2018 Outlook: A very good player in many regards -- contact ability, hard contact, patience and speed -- Yelich could do himself a world of good statistically by elevating his launch angle in an attempt to inject more power into his game. Since his July 23, 2013, big league debut, his 60.1 percent ground ball rate is the third highest among players with at least 1,000 plate appearances. In his defense, he has shown incremental gains in that area, most notably the 52.2 percent ground ball rate he exhibited in the second half of 2017. And then there's his January trade to the Brewers, which moved him from one of the worst parks for left-handed power (Marlins Park) to one of the best (Miller Park), plus dropped him into the heart of a much more productive lineup. Yelich has long been a popular breakthrough candidate in fantasy who hasn't yet taken that big step, but he still possesses a skill set that should place him among the 50 best players in the game by season's end ... if not better.
2018 Outlook: A three-homer, 10-RBI performance in his 25th game on April 30 sparked what was an eventual career year for Rendon, who set personal bests in batting average (.301), home runs (25), RBIs (100), on-base percentage (.403), slugging percentage (.533), doubles (41) and walks (84), while appearing in more than 145 games for the third time in the past four years. In the process, he continued to show growth in his batted-ball distribution -- significantly more fly balls and fewer ground balls -- as well as his hard-contact rate.

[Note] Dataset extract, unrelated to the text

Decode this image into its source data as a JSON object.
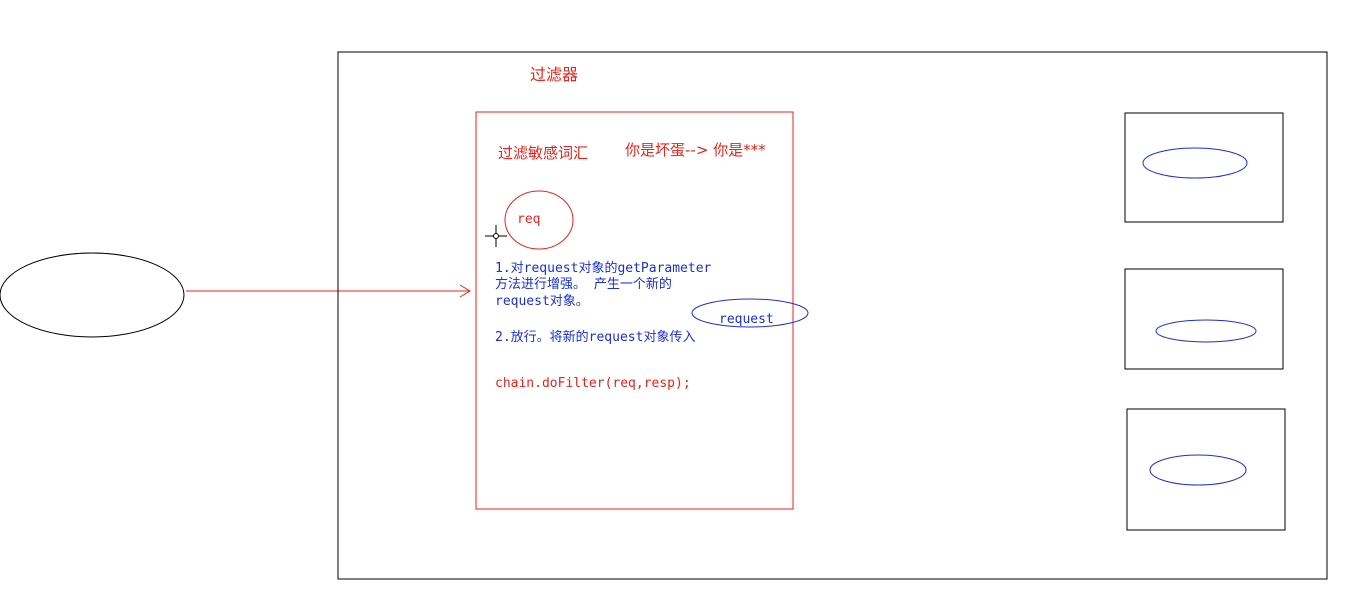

Rendon, who begins the season at 27 years old, is in the prime of his career and is a worthy early-round pick who could warrant top-25 consideration in points-based leagues.

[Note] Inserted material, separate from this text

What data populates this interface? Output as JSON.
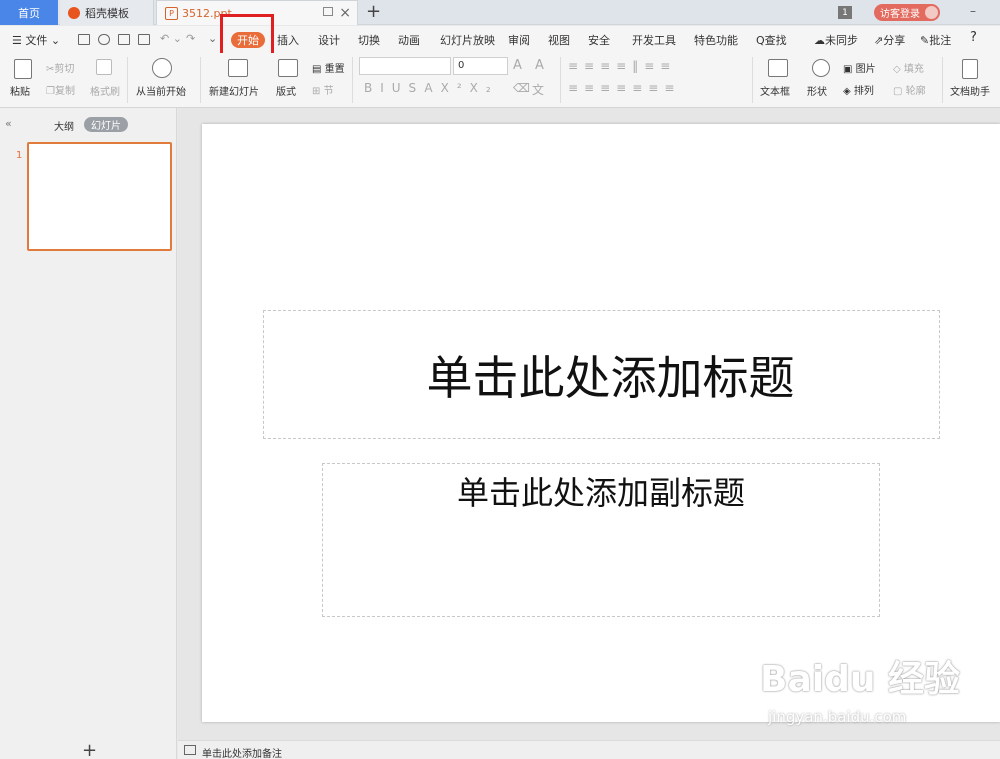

2018 Outlook: After struggling early in his sophomore season, Bregman took a significant step forward during the second half of 2017, batting .315/.367/.536 with 11 home runs and 44 RBIs. In the process, he made noticeable gains hitting right-handed pitching while boosting his contact rate to 84.6 percent and well-hit average to .188. Those improvements bode well for his ability to fill the batting average and power categories. What's more, Bregman snuck in 30 games at shortstop while Carlos Correa was sidelined, giving the youngster coveted dual-position eligibility (third base being his usual position). If you're looking for a breakthrough candidate, Bregman is a wise pick-up, a top dynasty-league target and a surefire early-round pick in redraft formats.
2018 Outlook: He's as consistent a power source as they come -- the only player in baseball to have hit at least 30 home runs in each of the past six seasons -- and possesses one of the keenest batting eyes in baseball. He's one of only three players with at least a 10 percent walk rate and no more than a 20 percent strikeout rate while qualifying for the batting title in each of the past six seasons (also Joe Mauer, Carlos Santana). These skills make Encarnacion one of the most attractive picks in points-based leagues, but he's also a viable early-round pick in rotisserie leagues, where his status as a heart-of-the-order hitter in a potent lineup helps. Now 35, Encarnacion's best years are probably behind rather than ahead of him, but expect the aging curve to be gentler on him than most thanks to his plate discipline.